At the ends of the chromosomes are stretches of DNA called telomeres which protect our genetic data. Telomeres have been compared with the plastic tips on shoelaces because they prevent chromosome ends from fraying and sticking to each other, which would scramble our genetic code. Each time a cell divides the telomeres get shorter and when they get too short, the cell no longer can divide and becomes inactive or dies. This process is associated with aging, cancer and a higher risk of death. Cells normally can divide only about 50 to 70 times, with telomeres getting progressively shorter until the cells become inactive or sustain genetic damage that can cause cancer.
As a cell begins to become cancerous, it divides more often, and its telomeres become very short. If its telomeres get too short, the cell may die. It can escape this fate by becoming a cancer cell and activating an enzyme called telomerase, which prevents the telomeres from getting even shorter allowing the cells to continue to divide. This telomerase enzyme adds nucleic acid bases to the ends of telomeres extending their length and thus allowing the cell to continue replicating. In young cells, telomerase keeps telomeres from wearing down too much. But as cells divide repeatedly, there is not enough telomerase, so the telomeres grow shorter and the cells age. In addition as you age and your telomeres get shorter, your body produces cells that are older and weaker – It’s programmed old age. In fact, the shorter your telomeres, the “older” your body is, regardless of your actual age. In this way, your telomeres “tell” or instruct your cells how to behave based on how old they are.
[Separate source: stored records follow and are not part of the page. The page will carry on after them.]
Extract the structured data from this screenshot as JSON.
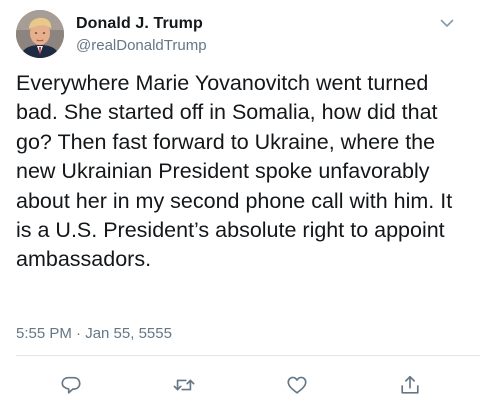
{
  "tweet": {
    "author": {
      "display_name": "Donald J. Trump",
      "handle": "@realDonaldTrump",
      "avatar_icon": "profile-photo"
    },
    "text": "Everywhere Marie Yovanovitch went turned bad. She started off in Somalia, how did that go? Then fast forward to Ukraine, where the new Ukrainian President spoke unfavorably about her in my second phone call with him. It is a U.S. President’s absolute right to appoint ambassadors.",
    "timestamp": "5:55 PM · Jan 55, 5555",
    "menu_icon": "chevron-down-icon",
    "actions": [
      {
        "name": "reply",
        "icon": "reply-icon"
      },
      {
        "name": "retweet",
        "icon": "retweet-icon"
      },
      {
        "name": "like",
        "icon": "heart-icon"
      },
      {
        "name": "share",
        "icon": "share-icon"
      }
    ]
  },
  "colors": {
    "text": "#14171a",
    "secondary": "#657786",
    "divider": "#e1e8ed",
    "background": "#ffffff"
  }
}
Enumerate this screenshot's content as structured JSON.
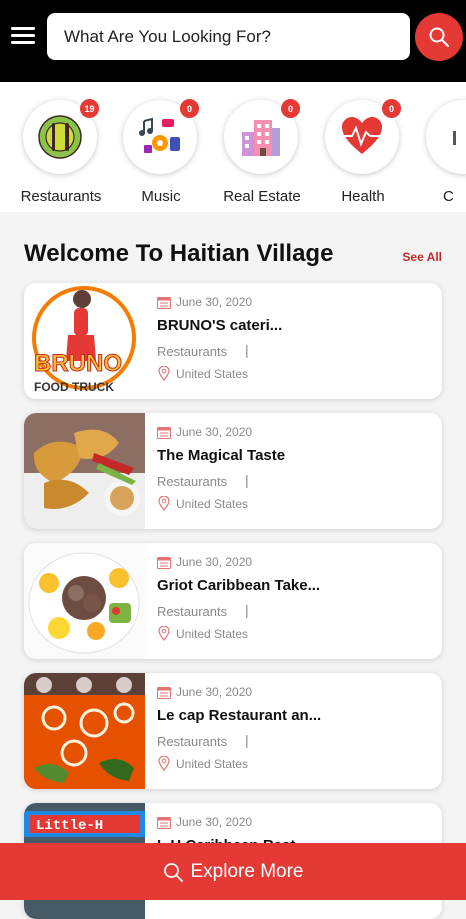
{
  "search": {
    "placeholder": "What Are You Looking For?"
  },
  "categories": [
    {
      "label": "Restaurants",
      "badge": "19",
      "icon": "restaurant-icon"
    },
    {
      "label": "Music",
      "badge": "0",
      "icon": "music-icon"
    },
    {
      "label": "Real Estate",
      "badge": "0",
      "icon": "building-icon"
    },
    {
      "label": "Health",
      "badge": "0",
      "icon": "heartbeat-icon"
    },
    {
      "label": "C",
      "badge": "",
      "icon": "category-icon"
    }
  ],
  "section": {
    "title": "Welcome To Haitian Village",
    "see_all": "See All"
  },
  "listings": [
    {
      "date": "June 30, 2020",
      "title": "BRUNO'S cateri...",
      "category": "Restaurants",
      "separator": "|",
      "location": "United States",
      "image": "bruno-food-truck-logo"
    },
    {
      "date": "June 30, 2020",
      "title": "The Magical Taste",
      "category": "Restaurants",
      "separator": "|",
      "location": "United States",
      "image": "fried-pastries-photo"
    },
    {
      "date": "June 30, 2020",
      "title": "Griot Caribbean Take...",
      "category": "Restaurants",
      "separator": "|",
      "location": "United States",
      "image": "griot-plate-photo"
    },
    {
      "date": "June 30, 2020",
      "title": "Le cap Restaurant an...",
      "category": "Restaurants",
      "separator": "|",
      "location": "United States",
      "image": "soup-photo"
    },
    {
      "date": "June 30, 2020",
      "title": "L.H Caribbean Rest...",
      "category": "",
      "separator": "",
      "location": "",
      "image": "little-haiti-sign-photo"
    }
  ],
  "explore": {
    "label": "Explore More"
  },
  "colors": {
    "accent": "#e53935",
    "header": "#000000",
    "muted": "#8a8a8a"
  }
}
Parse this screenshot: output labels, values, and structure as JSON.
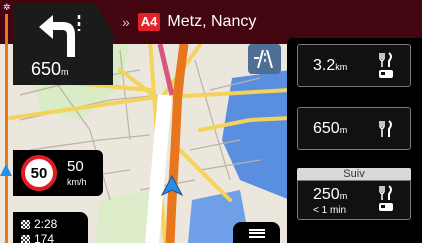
{
  "next_road": {
    "badge": "A4",
    "name": "Metz, Nancy"
  },
  "turn": {
    "distance": "650",
    "unit": "m",
    "icon": "keep-left-icon"
  },
  "speed": {
    "limit": "50",
    "current": "50",
    "unit": "km/h"
  },
  "eta": {
    "time": "2:28",
    "distance": "174"
  },
  "poi_panel": {
    "items": [
      {
        "distance": "3.2",
        "unit": "km",
        "icons": [
          "restaurant-icon",
          "fuel-icon"
        ]
      },
      {
        "distance": "650",
        "unit": "m",
        "icons": [
          "restaurant-icon"
        ]
      },
      {
        "distance": "250",
        "unit": "m",
        "sub": "< 1 min",
        "icons": [
          "restaurant-icon",
          "fuel-icon"
        ]
      }
    ],
    "header": "Suiv"
  },
  "colors": {
    "banner": "#43050f",
    "route": "#e8761c",
    "position": "#2a8de4",
    "water": "#5a8fe0"
  }
}
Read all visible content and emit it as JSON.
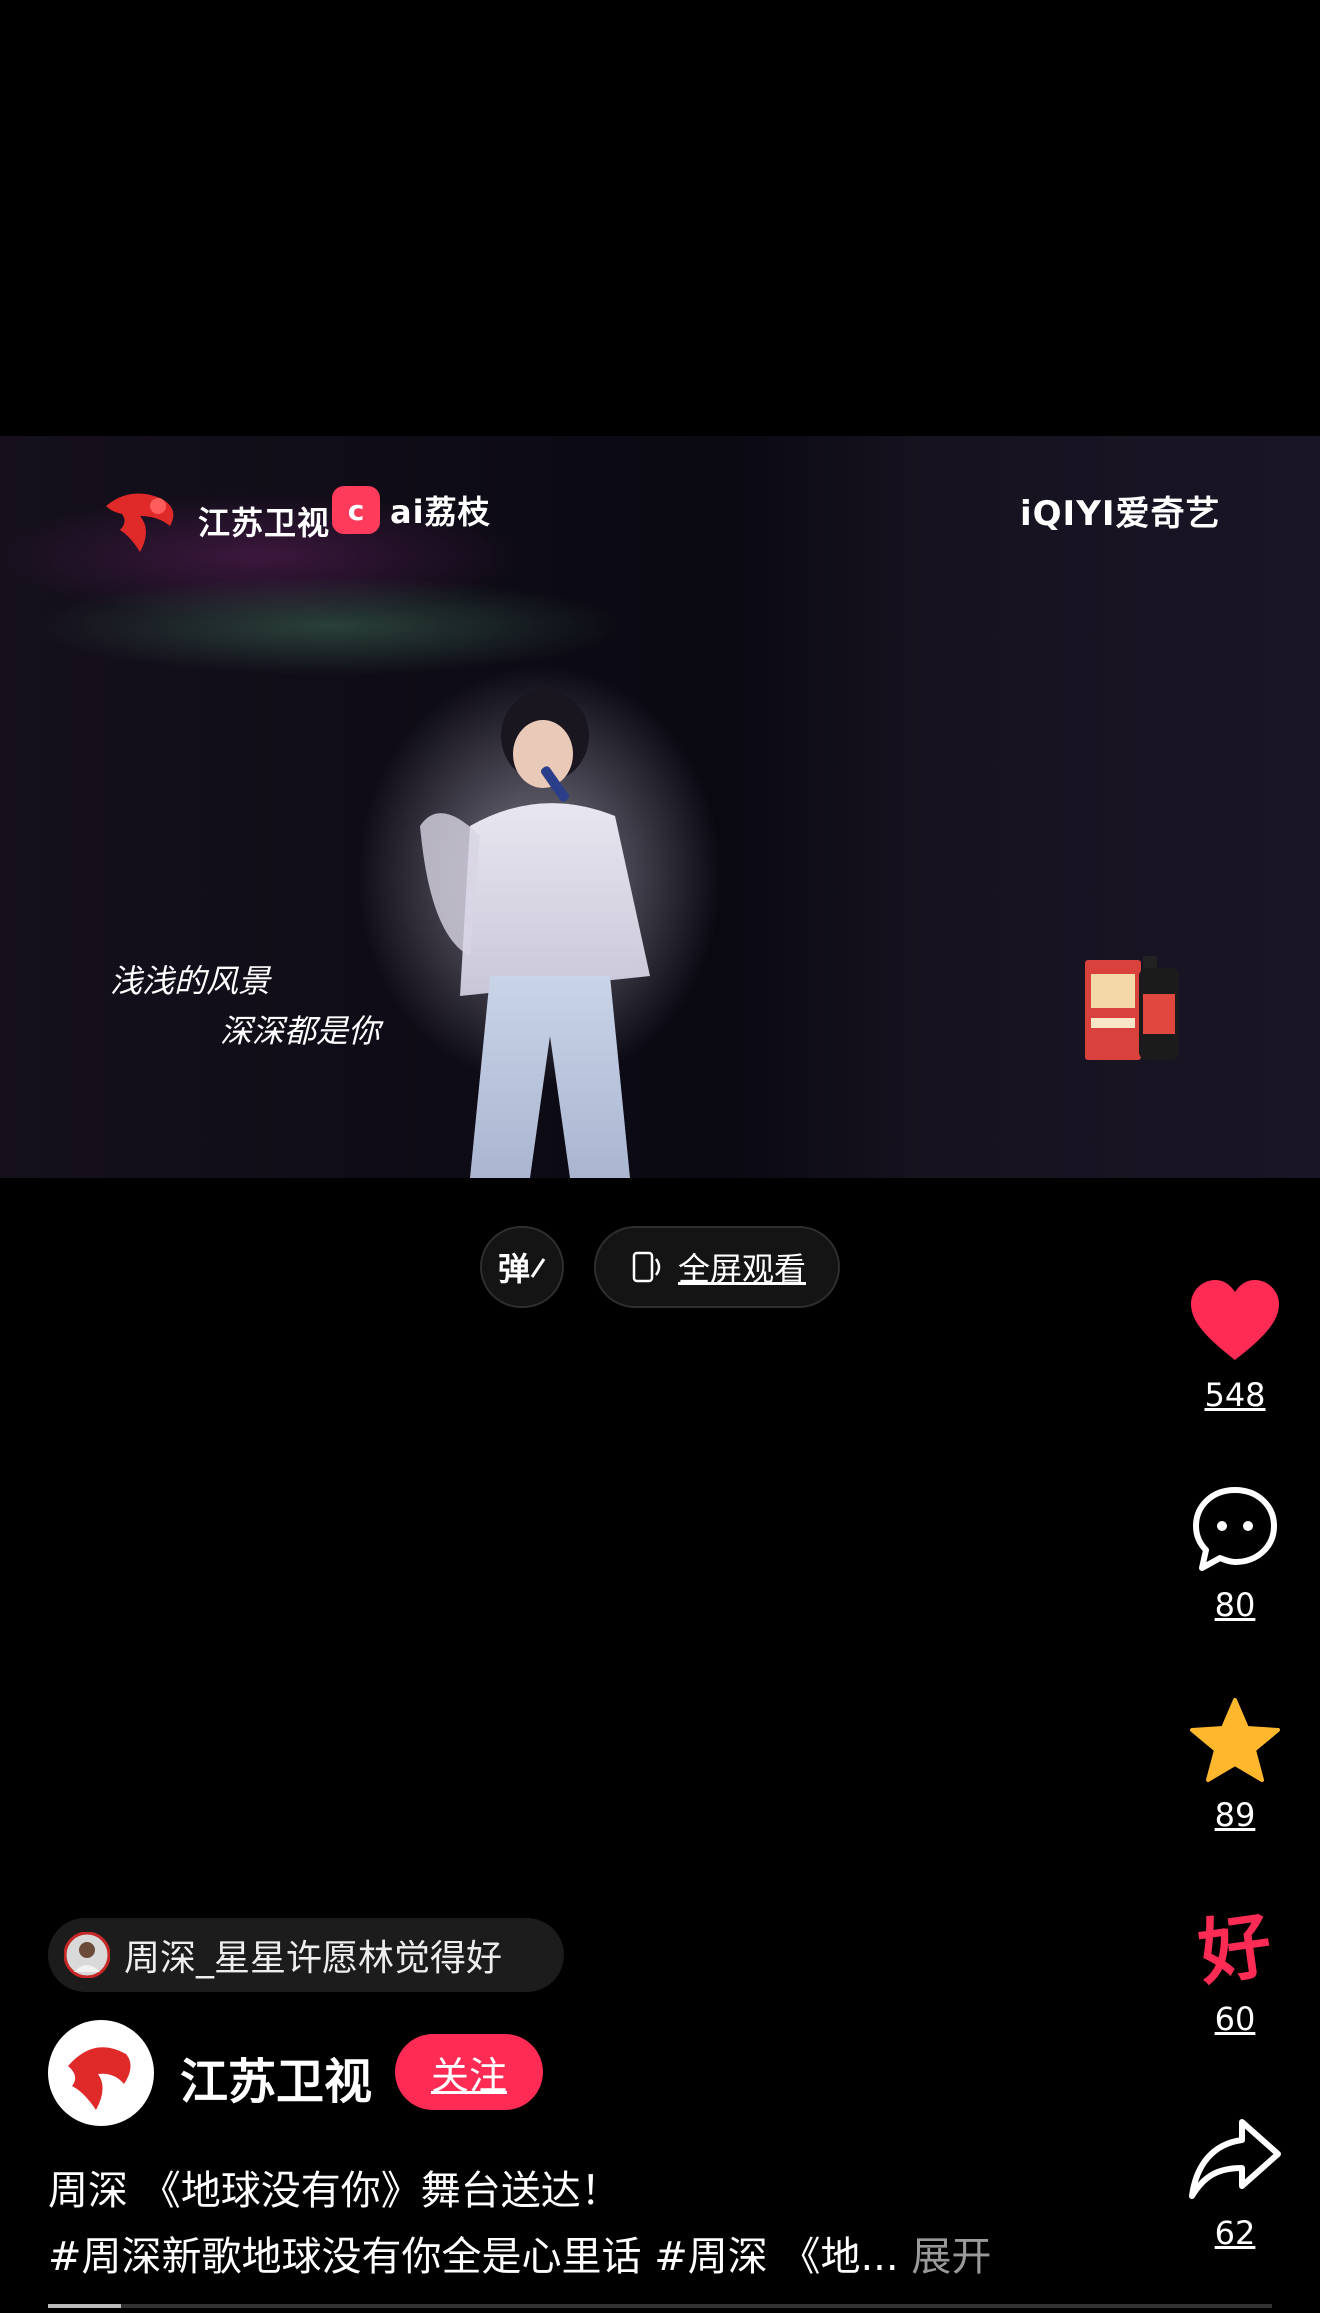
{
  "video": {
    "channel_logo": "江苏卫视",
    "partner_logo": "ai荔枝",
    "platform_logo": "iQIYI爱奇艺",
    "lyrics": {
      "line1": "浅浅的风景",
      "line2": "深深都是你"
    }
  },
  "controls": {
    "danmu_label": "弹",
    "fullscreen_label": "全屏观看"
  },
  "actions": {
    "like_count": "548",
    "comment_count": "80",
    "favorite_count": "89",
    "good_count": "60",
    "good_label": "好",
    "share_count": "62"
  },
  "post": {
    "tag_chip": "周深_星星许愿林觉得好",
    "account_name": "江苏卫视",
    "follow_label": "关注",
    "description_line1": "周深 《地球没有你》舞台送达！",
    "description_line2": "#周深新歌地球没有你全是心里话 #周深 《地...",
    "expand_label": "展开",
    "progress_fraction": 0.06
  },
  "colors": {
    "like": "#fe2c55",
    "favorite": "#ffb82e",
    "follow": "#fe2c55"
  }
}
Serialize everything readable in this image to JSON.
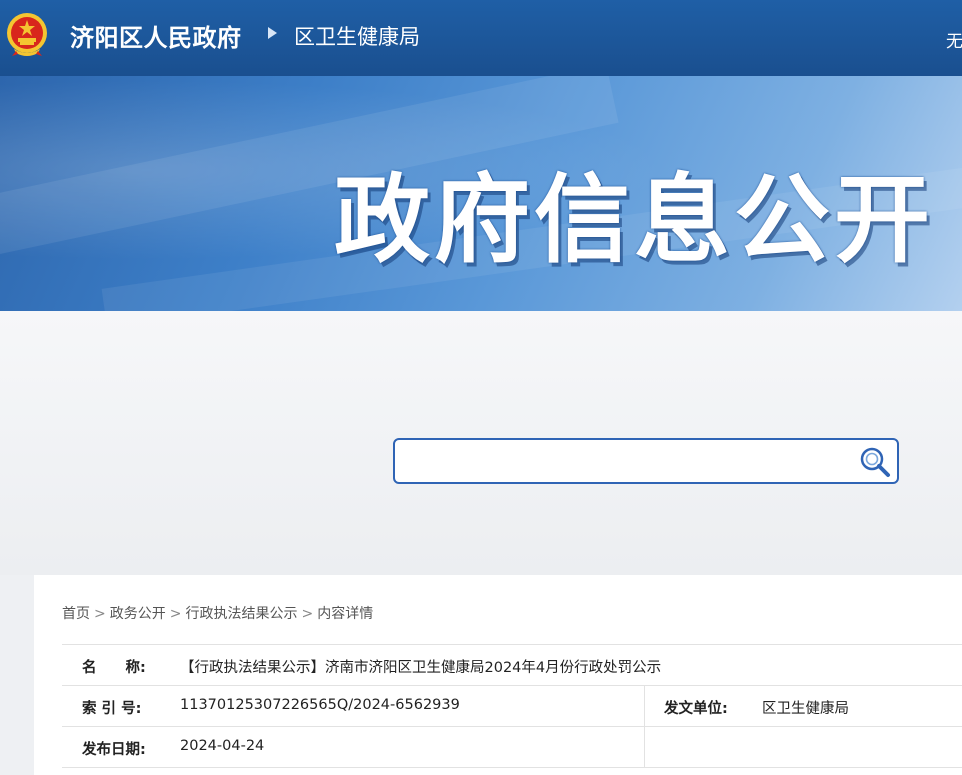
{
  "header": {
    "site_name": "济阳区人民政府",
    "dept_name": "区卫生健康局",
    "right_text": "无"
  },
  "banner": {
    "title": "政府信息公开"
  },
  "search": {
    "placeholder": ""
  },
  "breadcrumb": {
    "items": [
      "首页",
      "政务公开",
      "行政执法结果公示",
      "内容详情"
    ],
    "separator": ">"
  },
  "info": {
    "name_label": "名　　称:",
    "name_value": "【行政执法结果公示】济南市济阳区卫生健康局2024年4月份行政处罚公示",
    "index_label": "索 引 号:",
    "index_value": "11370125307226565Q/2024-6562939",
    "issuer_label": "发文单位:",
    "issuer_value": "区卫生健康局",
    "date_label": "发布日期:",
    "date_value": "2024-04-24"
  },
  "colors": {
    "header_bg": "#1f5fa6",
    "accent": "#2f64b5",
    "emblem_red": "#d8261c",
    "emblem_gold": "#f4c531"
  }
}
Geneticist Richard Cawthon at the University of Utah found shorter telomeres are associated with shorter lives. Among people older than 60, those with shorter telomeres were three times more likely to die from heart disease and eight times more likely to die from infectious disease.
Could we extend lifespan by preserving or restoring the length of telomeres by activating telomerase? If so, does that raise a risk the telomerase also will cause cancer? Scientists are not yet sure. But they have been able to use telomerase to make human cells keep dividing far beyond their normal limit in laboratory experiments and the cells do not become cancerous.
Many anti-aging clinics are now using a range of supplements shown to activate the telemerase enzyme to help prevent the aging process and thus age related illness by preventing telemeres from shortening. Some nutrients found to activate the telemerase enzyme include: folic acid, resveratrol, Green tea extract, Vitamin E, Vitamin D, Vitamin C, Carnosine, arginine (by increasing NO which in turn stimulates telemerase), N-acetyl-carnitine and N-acetyl-cysteine. Our laboratory has produced a combination capsule containing a number of these ingredients to help activate telomerase. Telomerase activating capsules are available online through the members section of this website.